It is precisely in Belgium and precisely at the Sports Palace in Antwerp that Simone Biles broke out with her international premiere in the first World Cup of the 2012-2016 Olympic cycle, which would have her as its protagonist. It is exactly a decade later that the gymnast, now 26 years old, will return to that place where it all began. She returns with 25 world medals and seven Olympic medals, in addition to a legacy for high-performance sports that was encouraged once and for all to talk about mental health without fear of insinuating weakness. The great champion and an unprecedented force for a sport that became popular in the 1970s as a discipline for girls with grace and courage. For Biles it will be her sixth World Cup and in all six she participated with aspirations for a podium.
Only three gymnasts in the top ten of that 2013 Antwerp tournament are still active. It’s a great merit to stay up there for so many years. No one recognizes this aspect more than the athletes themselves. They know how difficult it is to be healthy and motivated for so many days, weeks, months and years.
Dressed in pink in that World Cup debut, a 16-year-old Biles surprised her jump with the difficult Amanar, who performed with a simplicity that even Simona Amanar herself had, who was the pioneer with the Yurchenko double pirouette and a half in women’s gymnastics. That day, she won the all-around by exceeding 60 points and making a difference of 0.9 tenths over the second, her compatriot Kyla Ross. An era began and we still didn’t know it.

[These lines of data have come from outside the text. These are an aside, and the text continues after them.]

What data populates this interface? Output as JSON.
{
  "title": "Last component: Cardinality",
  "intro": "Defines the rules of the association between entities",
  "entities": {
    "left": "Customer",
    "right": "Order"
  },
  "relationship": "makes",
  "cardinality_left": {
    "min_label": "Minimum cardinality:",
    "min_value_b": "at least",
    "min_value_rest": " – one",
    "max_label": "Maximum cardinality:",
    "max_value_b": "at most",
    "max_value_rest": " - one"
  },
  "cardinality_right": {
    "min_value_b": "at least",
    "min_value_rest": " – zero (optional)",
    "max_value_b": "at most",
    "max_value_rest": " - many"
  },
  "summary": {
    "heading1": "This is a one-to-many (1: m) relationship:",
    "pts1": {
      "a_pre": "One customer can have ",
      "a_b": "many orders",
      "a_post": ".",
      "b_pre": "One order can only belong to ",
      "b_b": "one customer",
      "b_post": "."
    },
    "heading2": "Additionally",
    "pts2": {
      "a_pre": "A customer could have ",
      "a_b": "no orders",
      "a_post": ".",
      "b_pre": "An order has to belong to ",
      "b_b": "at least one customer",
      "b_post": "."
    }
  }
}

Ten years later, Biles, who could return to the World Championship to make a single device or to bring only a few good grades to the team’s total, returns as they like to return to the greats of the sport. Competitive and consistent and with a debt to be paid: coding the double-mortal Yurchenko in a tent, a jump she presented at national tournaments and that she planned to present at Tokyo 2020, when she decided to prioritize her mental health. If she does it in Antwerp, the jump will be named Biles, since there are four other elements in the scoring code invented by her.